A Tribute to Glenn

  • Glenn H. Baechler
    Reflections from his son Kim
    Dear, Fellow Enthusiasts.
    I am saddened to inform the readers of the Commentator that my father, Glenn Baechler,
    passed away peacefully on July 23rd after taking ill a week earlier.
    My father, Glenn Baechler was born a car collector. At the age of 22 he towed home a
    1920 McLaughlin Light 6, much to the chagrin of his father. This car was to be the first
    of a collection that at one time, was considered to be the finest representation of early
    Canadian automobiles in North America. This leisure passion turned into a legacy that
    would last his entire life.
    My Dad’s love of automobiles wasn’t a hobby borne solely from the physical or unique
    aspects of the vehicles. He was resolute in ensuring that his car collecting was as much
    about preservation of an important part of history as it was about enjoyment. As an
    individual who is mechanically inclined, and an avid wood worker, most of the
    restoration work was carried out by himself. It was during the many hours of restoration
    that Dad was able to contemplate the mechanical processes of years gone by. Not only
    was the uniqueness of the cars he collected important, but the preservation and historical
    accuracy of the restoration. His restorations were made to serve as a working historical
    record of the automobile.
    To meet the objective of restoration accuracy, Dad would thoroughly research each
    vehicle. He would pursue interviewing the original car company founders or their
    children. Many of these interviews, such as Sam McLaughlin, the pioneer of
    McLaughlin and McLaughlin-Buick, and finally GM of Canada, were taped and the
    cassettes remain a part of his historical data base. The research became as much a part of
    the collection and preservation of the automobile as did the actual restoration of the
    Through his years of research Dad’s sharp mind was inundated with facts and questions
    which lead to countless hours of discussion and more research. He spent considerable
    time researching the differences between Canadian built and US built vehicles. He would
    research advertising promotions, magazines, manuals, and reference books of the era and
    meticulously document the information. Personal interviews with company owners
    helped round out the research. His collection of information is extensive and included
    some of the rarest full sets of Canadian magazines known. In time, Dad was widely
    recognized as an authority on Canadian automobiles and many hours were spent
    answering telephone calls and letters, and emails, from those seeking advice about some
    aspect of antique automobiles.
    In 1976, Dad’s vast collection of reference material was compiled into the book “Cars of
    Canada” co-authored by Hugh Durnford. According to many, the book is the
    authoritative reference for Canadian built cars. I recall Dad spending many hours
  • writing, researching, and editing pages of this publication. Within our family, it was very
    clear, the intent of the authors was not to profit from the publication of the book, but
    rather to share information and hopefully correct misinformation. There is no better way
    to preserve automobiles and automotive history then to publish fact-based material.

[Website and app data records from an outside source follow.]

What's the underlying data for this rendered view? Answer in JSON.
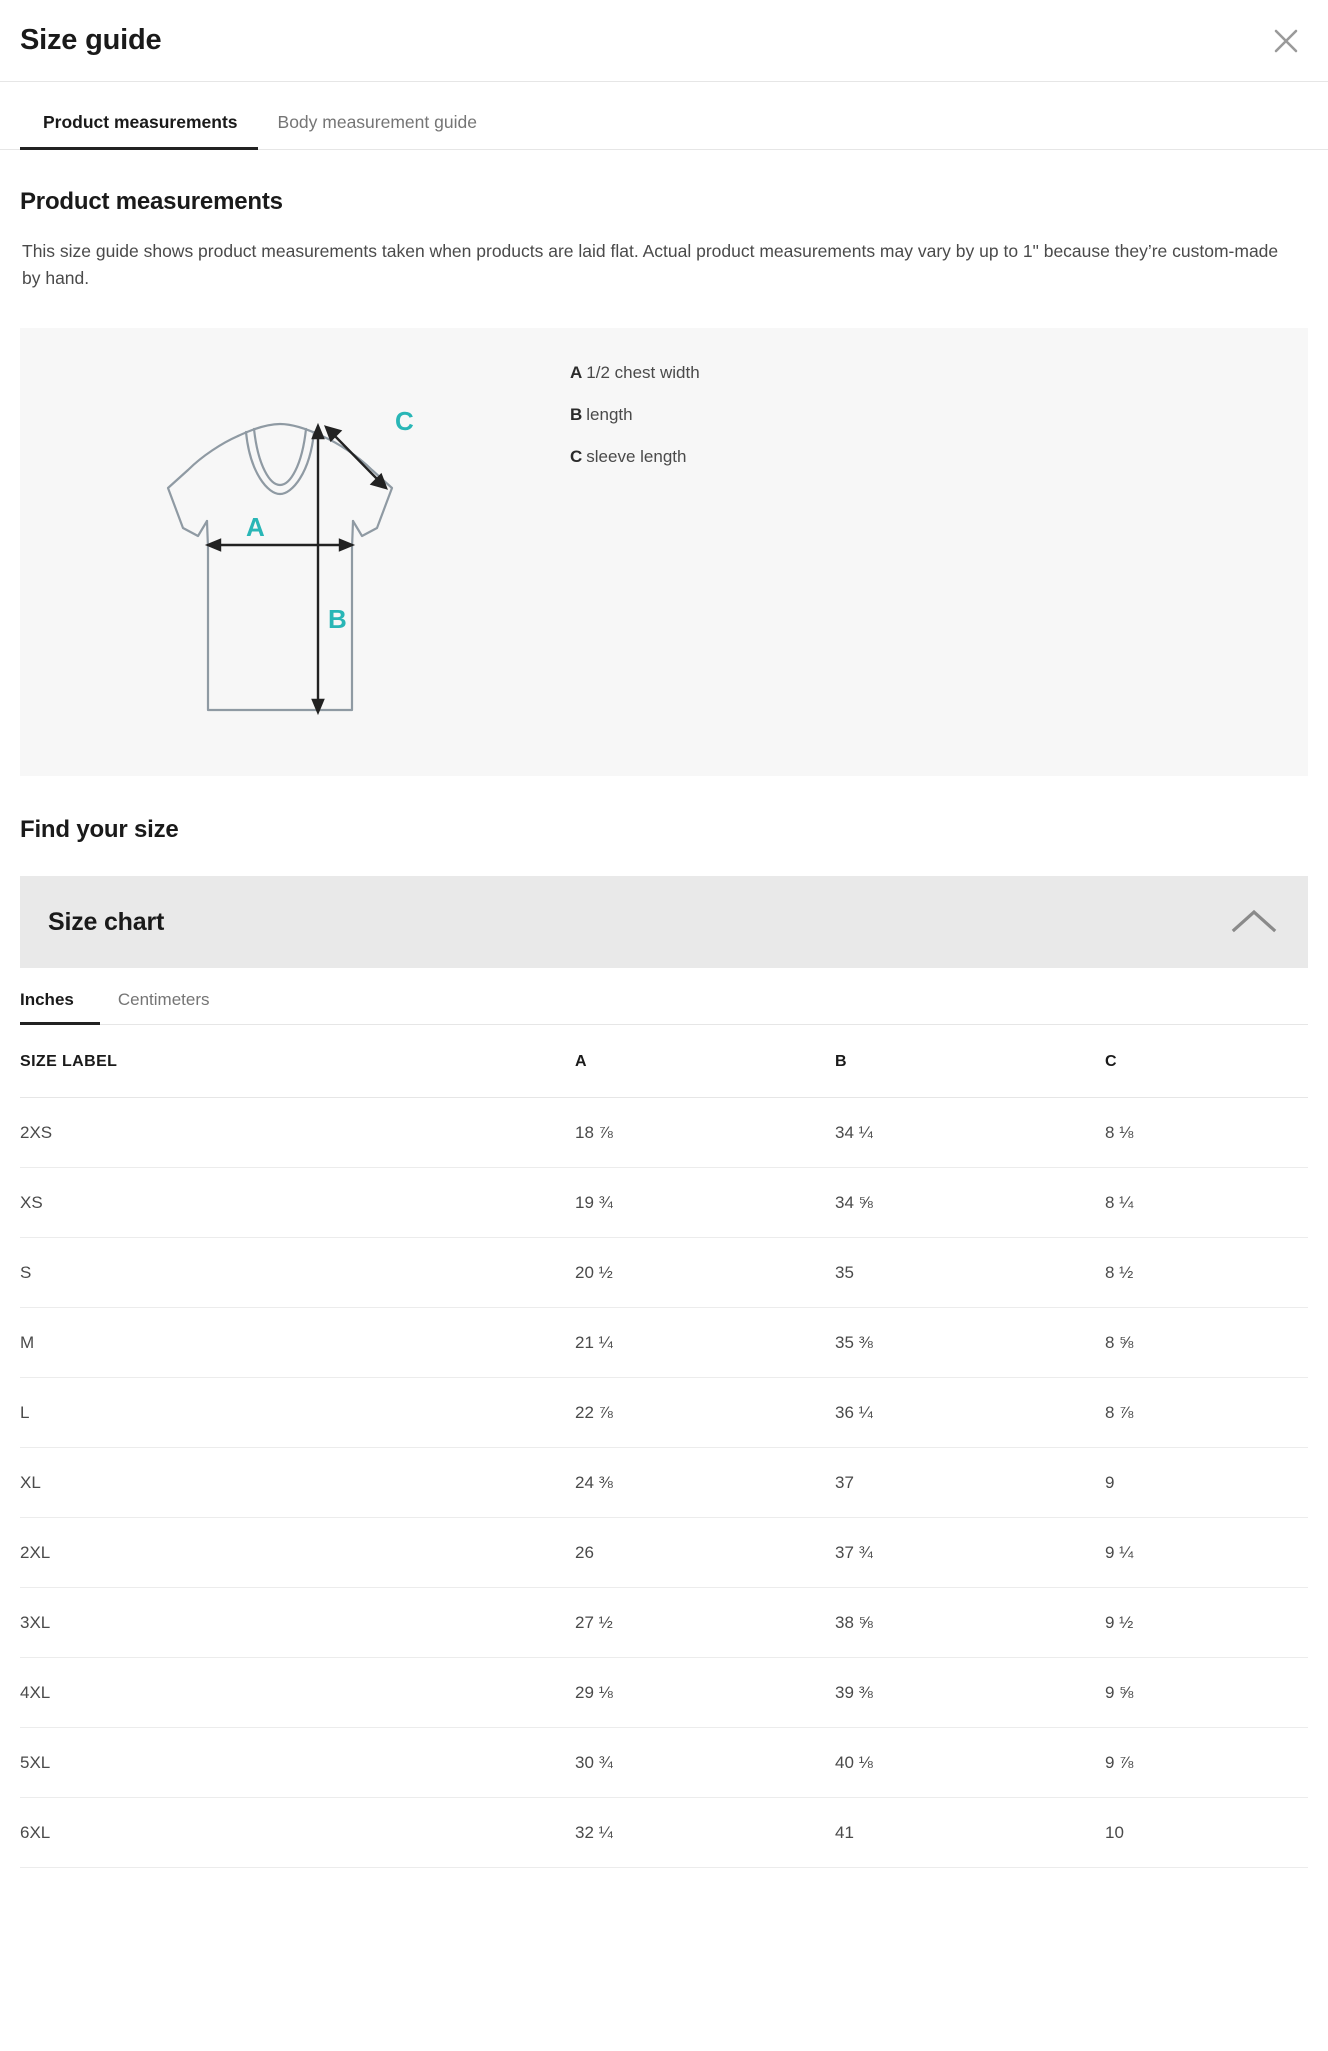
{
  "header": {
    "title": "Size guide",
    "close_icon": "close-icon"
  },
  "tabs": [
    {
      "label": "Product measurements",
      "active": true
    },
    {
      "label": "Body measurement guide",
      "active": false
    }
  ],
  "product_measurements": {
    "heading": "Product measurements",
    "intro": "This size guide shows product measurements taken when products are laid flat. Actual product measurements may vary by up to 1\" because they’re custom-made by hand."
  },
  "diagram": {
    "garment": "t-shirt-outline",
    "accent_color": "#29b6b6",
    "outline_color": "#8f9aa3",
    "arrow_color": "#222222",
    "background": "#f7f7f7",
    "markers": [
      {
        "key": "A",
        "label": "1/2 chest width"
      },
      {
        "key": "B",
        "label": "length"
      },
      {
        "key": "C",
        "label": "sleeve length"
      }
    ]
  },
  "find_your_size": {
    "heading": "Find your size"
  },
  "accordion": {
    "title": "Size chart",
    "expanded": true,
    "chevron_icon": "chevron-up-icon",
    "background": "#e9e9e9"
  },
  "unit_tabs": [
    {
      "label": "Inches",
      "active": true
    },
    {
      "label": "Centimeters",
      "active": false
    }
  ],
  "chart_data": {
    "type": "table",
    "title": "Size chart",
    "unit": "Inches",
    "columns": [
      "SIZE LABEL",
      "A",
      "B",
      "C"
    ],
    "rows": [
      {
        "size": "2XS",
        "a": "18 ⅞",
        "b": "34 ¼",
        "c": "8 ⅛"
      },
      {
        "size": "XS",
        "a": "19 ¾",
        "b": "34 ⅝",
        "c": "8 ¼"
      },
      {
        "size": "S",
        "a": "20 ½",
        "b": "35",
        "c": "8 ½"
      },
      {
        "size": "M",
        "a": "21 ¼",
        "b": "35 ⅜",
        "c": "8 ⅝"
      },
      {
        "size": "L",
        "a": "22 ⅞",
        "b": "36 ¼",
        "c": "8 ⅞"
      },
      {
        "size": "XL",
        "a": "24 ⅜",
        "b": "37",
        "c": "9"
      },
      {
        "size": "2XL",
        "a": "26",
        "b": "37 ¾",
        "c": "9 ¼"
      },
      {
        "size": "3XL",
        "a": "27 ½",
        "b": "38 ⅝",
        "c": "9 ½"
      },
      {
        "size": "4XL",
        "a": "29 ⅛",
        "b": "39 ⅜",
        "c": "9 ⅝"
      },
      {
        "size": "5XL",
        "a": "30 ¾",
        "b": "40 ⅛",
        "c": "9 ⅞"
      },
      {
        "size": "6XL",
        "a": "32 ¼",
        "b": "41",
        "c": "10"
      }
    ]
  }
}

    Over the past few years, Dad has donated much of his historical information to various
    museums so that access is available for anyone interested. Dad had not stopped sharing
    information as he continued to write articles for the Old Autos magazine on a variety of
    auto related topics.
    The antique automobile hobby did not start or stop with the restoration, research, or
    sharing of information, it was a family adventure. The shows attended, the tours, and the
    family outings led all of Dad’s children to an appreciation and sharing in the hobby. By
    the time each child was old enough to drive, we had already put in countless hours
    driving an antique car, up and down the lane-way. Shortly thereafter, each of three
    children owned an antique car – a Ford Model N, Model S, and Russell Knight. As a
    young man, I often accompanied my father to the “shop” where cars were stored and
    restored. It was during these times that Dad often spoke of the innovation, values and
    tenacity of those that led the industry. This time spent working on old cars was a time of
    great bonding between father and son.
    Every year in October, for 34 years, Dad would steadfastly visit Hershey Pennsylvania to
    attend the Hershey Regional Fall Meet. In many cases, the whole family joined him on
    the annual journey. Dad would spend countless hours loading cars, parts, literature etc. to
    trailer to Hershey. Once there, we would take turns scouring the field and manning the
    “stall”. It was a time of excitement, frustration and lots of good conversations about cars.
    From the day he brought that first car home, Dad’s passion for antique vehicles
    flourished. Although he mainly pursued the pre-1915 cars, he has owned and toured in
    some of the rarest and exquisite cars built in North America and occasionally Europe and
    Great Britain. He had participated in a multitude of North American tours and a number
    of international touring events. He had a profound appreciation for historical accuracy
    and integrity of antique automobiles. His enthusiasm was contagious and he consistently
    urged young collectors to pick-up the hobby. My father had been involved in antique car
    collection for over 65 years. When it comes to antique automobiles, he was not only a
    collector, he was a historian, an archivist, a writer, an educator, and above all, passionate
    about restoring antique automobiles.
    I hope you will join me in making sure the old car passion stays alive and well.
    Best Regards,
    Kim Baechler